Emotional Health Explored


Haley Keizur, Chief

They say laughter is good for the soul.

So is crying.

How you handle those emotions is where it can get tricky.

Emotional health is how you handle your emotions and deal with the challenges that come at you. An emotionally healthy person can effectively navigate their full range of emotions and control their actions based off how they are feeling.

Counselor Michael Sanchez describes emotional health as having the ability to deal with conflict and being strong when you need to be. This does not mean you have to be happy all the time, he says.

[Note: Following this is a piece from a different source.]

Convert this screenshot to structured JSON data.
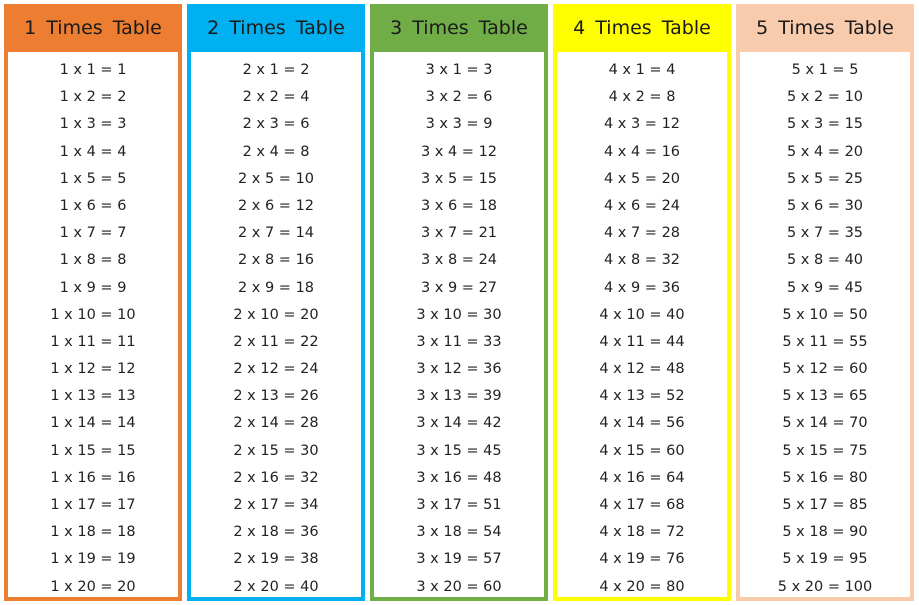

“There is this common misconception that crying is unhealthy. What is unhealthy is if you do not express emotions or are only always happy, angry or sad. An emotionally healthy person, in a full year, has laughed, cried, been angry and loved someone. They have experienced what is going on,” Sanchez said.

Vice Principal Lorraine Hirakawa sees emotional health in a different light, more in the self-esteem aspect.

“[Emotional health] looks different for each person. Hopefully, it means that they feel good about who they are and are confident in themself. Or at least, they are happy with the progress they are making,” Hirakawa said.

Many things can harm or inhibit a person’s emotional health, whether it is an experience or their own self-doubts.

“We deal with a lot of students that have had adverse childhood experiences (ACES), these can cause a lot of trauma for young people. Other things could be abuse, physical or mental, insults, self-esteem damage, bullying or feeling insecure,” Hirakawa said.

Missing aspects of Maslow’s hierarchy can also expand on someone’s lack of emotional health. If they are skipping the lower levels, such as basic physiological needs, safety and the feeling of belonging, then it is harder to be secure in your esteem and self-actualization, the upper levels, Hirakawa says.

Once experiencing some sort of challenge, the most damaging thing to one’s emotional health is denying it or building a wall, Sanchez says.

“When bad things happen, we decide not to address it and build an emotional wall. This can cause us to become isolated or detached. The world sucks, so we must learn to overcome conflict,” Sanchez said. “[Another damaging factor] is when we count solely on others for our encouragement, when we need others to make us feel better. We are strong as individuals if we have the tools to do that.”

There are many ways that someone can maintain their emotional health, or improve it after pushing through a tough time. It will take time and practice but being emotionally healthy is attainable for all students.

“There is a lot of work that goes into self-care. You could exercise, meditate, have a spa day. It is all about making sure you are taking care of yourself, which can happen in different ways. It can be tuning out and just being [for a short amount of time],” Hirakawa said.

It is also important to talk out your emotions, Sanchez says. The most common way of releasing thoughts is through writing or journaling, anything creative.

“The best way [to improve your emotional health] is to talk often, talk things out. Find a network of individuals and be vulnerable, whether that is crying laughing or jamming out in the car. Look for opportunities to get out of your shell and you will continue to grow healthy, emotionally,” Sanchez said.

One challenge to emotional health could be loss of a loved one. It forces people to experience new waves of emotions and take on life without someone that was a constant in their life.

Sophomore Kya Coffman recently lost her brother. She has been coping with his passing over the past few weeks.

“The suggestions that I have [for dealing with loss] is to just surround yourself with people that love you and people that support you and do not be alone. If you are alone, your thoughts can wander, so just surround yourself with love even if it is people you are not typically hanging out with. When stuff like this happens, there are a lot of people out there that want to be supportive and want to help,” Coffman said.

Moving on from the loss of a loved one is definitely not an easy thing but you just have to hang in there, Coffman says. There are also many resources around the school and community, that will get you the help you need and back on track with your emotional health.

“Grief is challenging, it surprises you. When you think you have gotten over it, then it comes back. You need to accept you are going to feel that and that is okay. You also need to know who to go to. At the school, there are administrators, teachers and counselors who are skilled in trying to help. Know that it is okay to ask for help. Recognize it takes time and concentrate on remembering the good times. Eventually the pain will become less,” Hirakawa said.